Not only is Pippin okay but he is incredibly talented. He recently acted as my magician’s assistant while I performed a mystifying and dare devilish magic trick. (I’m currently in discussion with some of the bigger venues in Las Vegas because of this one.)

I call this trick – “cutting a dog in half – and still have it be alive.” (I know I have to work a little on the title.)

Here is Pippin at the beginning of the trick. Would someone cue that magician’s music for me?

adorable hairball

And here he is, just a few hours later – clearly cut in half and yet STILL ALIVE!! Simply astounding. Continue reading


Filed under Life Lessons, members of the flock, The Family, The puppies

Lesson 635 – We’ve lost two members of the flock

It’s time to get this news out of the way.

We’ve lost two very prominent members of our flock.

First Simon, my beautiful painting chicken, Simon died last week. We had noticed throughout the summer that at times she seemed to be gasping for air but then every time I’d pick her up to check her out she’d be fine. At other times, she’d be lethargic one moment and then in another, she’d be up and about. She ate fine, drank water, and was active with the flock.

It’s just that something was a bit off about her.

The other morning we went to the hen house to let the chickens out and there was poor little Simon – she had died during the night.

Simon, if you recall, was our artist chicken. One day in a fit of boredom, my kids decided to use a chicken to paint a picture. Of course they chose Simon who was by far, the sweetest and most docile member of our flock. It was not unusual to find Simon in my lap when I was reading a book outside.

Feathered Fireworks

For the painting project, the kids held Simon, dipped her feet in paint and then created a work of art that was entitled “Feathered Fireworks.” The piece sold at auction for 300 dollars with the money going toward a local playground renovation fund. So basically because of Simon, kids get to continue playing.

How many chickens leave a legacy like that?
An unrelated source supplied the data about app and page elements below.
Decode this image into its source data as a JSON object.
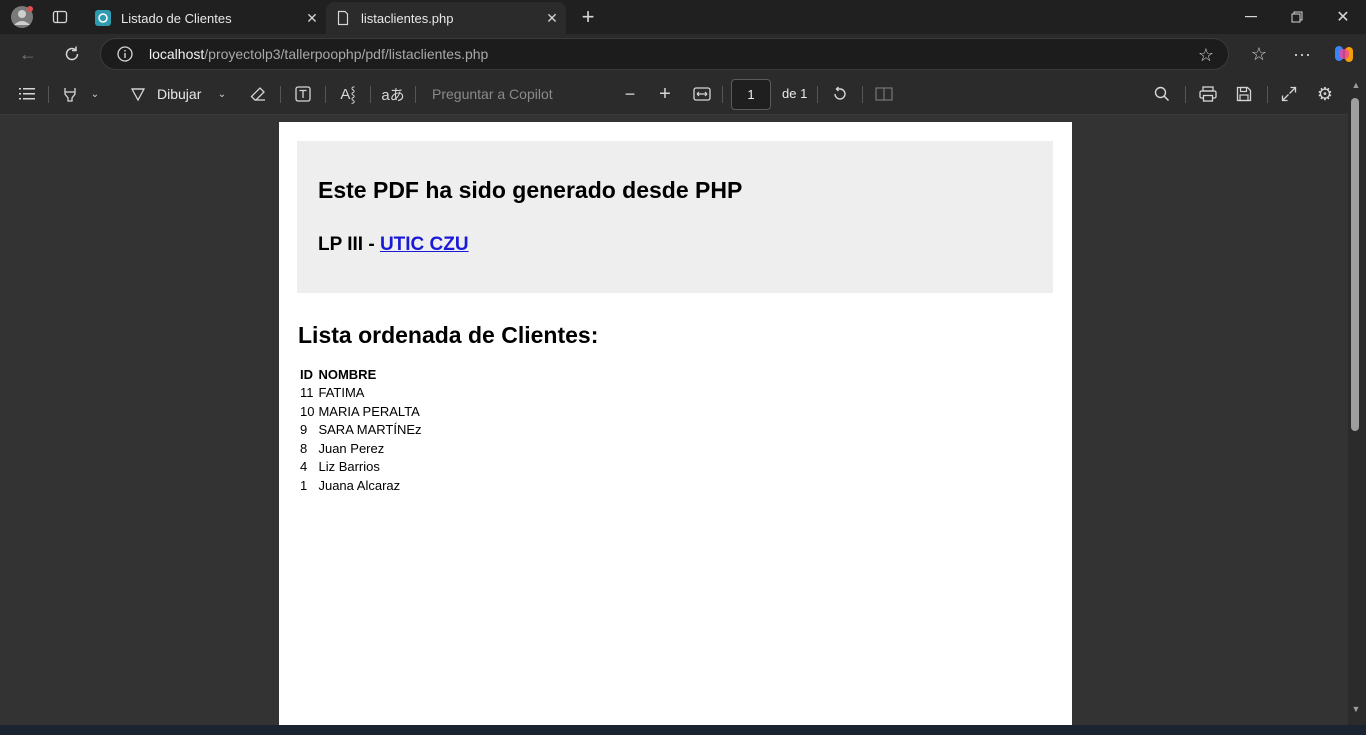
{
  "tabs": [
    {
      "title": "Listado de Clientes",
      "active": false
    },
    {
      "title": "listaclientes.php",
      "active": true
    }
  ],
  "address": {
    "host": "localhost",
    "path": "/proyectolp3/tallerpoophp/pdf/listaclientes.php"
  },
  "pdf_toolbar": {
    "draw_label": "Dibujar",
    "copilot_placeholder": "Preguntar a Copilot",
    "page_value": "1",
    "page_total": "de 1"
  },
  "document": {
    "heading": "Este PDF ha sido generado desde PHP",
    "subheading_prefix": "LP III - ",
    "subheading_link": " UTIC CZU ",
    "list_title": "Lista ordenada de Clientes:",
    "columns": [
      "ID",
      "NOMBRE"
    ],
    "rows": [
      [
        "11",
        "FATIMA"
      ],
      [
        "10",
        "MARIA PERALTA"
      ],
      [
        "9",
        "SARA MARTÍNEz"
      ],
      [
        "8",
        "Juan Perez"
      ],
      [
        "4",
        "Liz Barrios"
      ],
      [
        "1",
        "Juana Alcaraz"
      ]
    ]
  },
  "colors": {
    "link": "#1a1ad6",
    "banner_bg": "#eeeeee",
    "chrome_bg": "#202020"
  }
}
Continue reading


Filed under All things chickens, Backyard Chickens, Chicken art, Death in the henhouse, Life Lessons, members of the flock, Points to ponder, Rabbits